─── RECORDS SUPPLIED

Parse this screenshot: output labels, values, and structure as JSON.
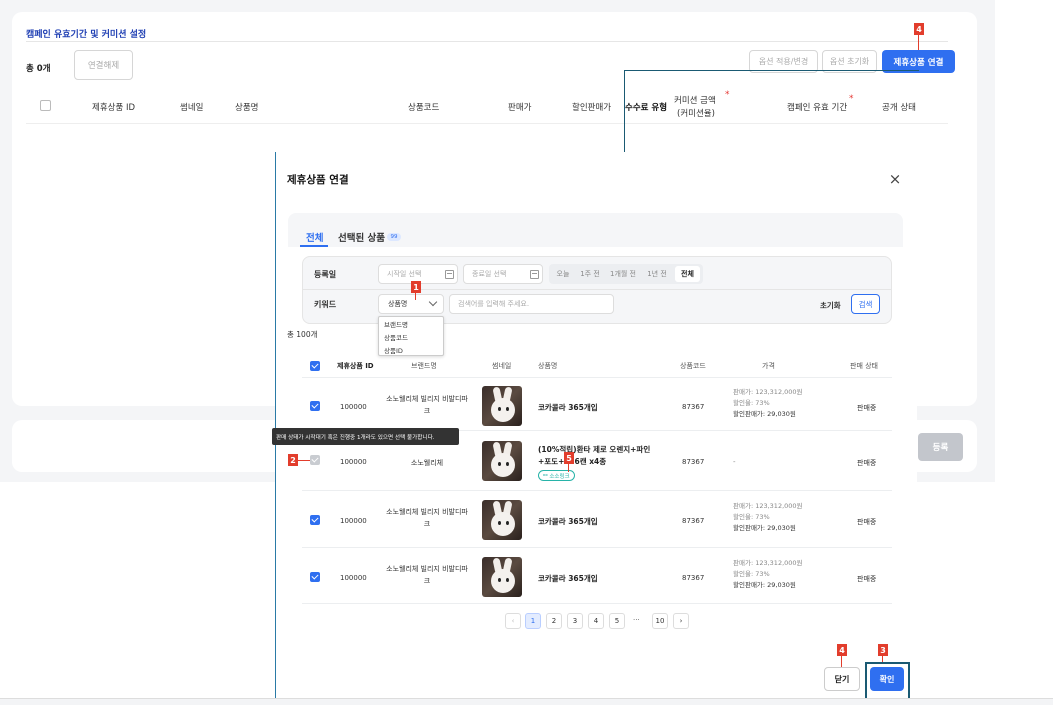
{
  "page": {
    "section_title": "캠페인 유효기간 및 커미션 설정",
    "total_label": "총 0개",
    "unlink_btn": "연결해제",
    "apply_opt_btn": "옵션 적용/변경",
    "reset_opt_btn": "옵션 초기화",
    "link_product_btn": "제휴상품 연결",
    "register_btn": "등록",
    "table_headers": [
      "제휴상품 ID",
      "썸네일",
      "상품명",
      "상품코드",
      "판매가",
      "할인판매가",
      "수수료 유형",
      "커미션 금액",
      "(커미션율)",
      "캠페인 유효 기간",
      "공개 상태"
    ]
  },
  "modal": {
    "title": "제휴상품 연결",
    "close_icon": "×",
    "tabs": {
      "all": "전체",
      "selected": "선택된 상품",
      "selected_count": "99"
    },
    "filter": {
      "reg_date_label": "등록일",
      "start_placeholder": "시작일 선택",
      "end_placeholder": "종료일 선택",
      "periods": [
        "오늘",
        "1주 전",
        "1개월 전",
        "1년 전",
        "전체"
      ],
      "keyword_label": "키워드",
      "select_value": "상품명",
      "keyword_placeholder": "검색어를 입력해 주세요.",
      "reset": "초기화",
      "search": "검색",
      "dropdown_options": [
        "브랜드명",
        "상품코드",
        "상품ID"
      ]
    },
    "total": "총 100개",
    "headers": [
      "제휴상품 ID",
      "브랜드명",
      "썸네일",
      "상품명",
      "상품코드",
      "가격",
      "판매 상태"
    ],
    "rows": [
      {
        "id": "100000",
        "brand": "소노웰리체 빌리지 비발디파크",
        "name": "코카콜라 365개입",
        "code": "87367",
        "price1": "판매가: 123,312,000원",
        "price2": "할인율: 73%",
        "price3": "할인판매가: 29,030원",
        "status": "판매중"
      },
      {
        "id": "100000",
        "brand": "소노웰리체",
        "name": "(10%적립)환타 제로 오렌지+파인+포도+… 6캔 x4종",
        "code": "87367",
        "price1": "-",
        "status": "판매중",
        "tag": "소소링크"
      },
      {
        "id": "100000",
        "brand": "소노웰리체 빌리지 비발디파크",
        "name": "코카콜라 365개입",
        "code": "87367",
        "price1": "판매가: 123,312,000원",
        "price2": "할인율: 73%",
        "price3": "할인판매가: 29,030원",
        "status": "판매중"
      },
      {
        "id": "100000",
        "brand": "소노웰리체 빌리지 비발디파크",
        "name": "코카콜라 365개입",
        "code": "87367",
        "price1": "판매가: 123,312,000원",
        "price2": "할인율: 73%",
        "price3": "할인판매가: 29,030원",
        "status": "판매중"
      }
    ],
    "tooltip": "판매 상태가 시작대기 혹은 진행중 1개라도 있으면 선택 불가합니다.",
    "pagination": {
      "pages": [
        "1",
        "2",
        "3",
        "4",
        "5",
        "10"
      ],
      "ellipsis": "···",
      "prev": "‹",
      "next": "›"
    },
    "close_btn": "닫기",
    "confirm_btn": "확인"
  },
  "callouts": [
    "1",
    "2",
    "3",
    "4",
    "4",
    "5"
  ],
  "colors": {
    "primary": "#2f6ff0",
    "callout": "#e23d2c",
    "guide": "#1a5a73"
  }
}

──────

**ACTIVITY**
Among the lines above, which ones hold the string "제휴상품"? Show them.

**RESULT**
    "link_product_btn": "제휴상품 연결",
      "제휴상품 ID",
    "title": "제휴상품 연결",
      "제휴상품 ID",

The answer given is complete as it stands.